Work to complete. Reproduce all of the entries character for character, while leaving out any pictures they contain.

Input material.
::::::::

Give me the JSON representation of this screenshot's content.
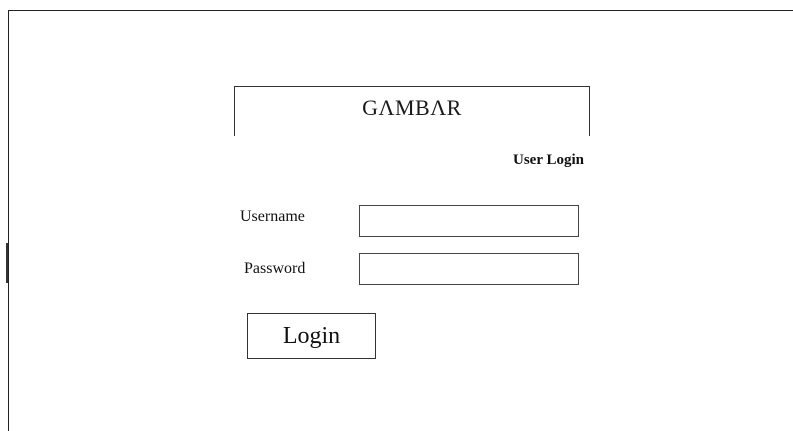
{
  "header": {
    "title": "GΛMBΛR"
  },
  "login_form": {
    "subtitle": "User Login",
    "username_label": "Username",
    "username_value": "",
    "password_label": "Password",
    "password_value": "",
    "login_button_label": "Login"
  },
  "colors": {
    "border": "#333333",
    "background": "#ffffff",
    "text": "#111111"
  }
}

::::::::

Answer to the exercise.
Give me the JSON representation of this screenshot's content.
{
  "header": {
    "title": "GΛMBΛR"
  },
  "login_form": {
    "subtitle": "User Login",
    "username_label": "Username",
    "username_value": "",
    "password_label": "Password",
    "password_value": "",
    "login_button_label": "Login"
  },
  "colors": {
    "border": "#333333",
    "background": "#ffffff",
    "text": "#111111"
  }
}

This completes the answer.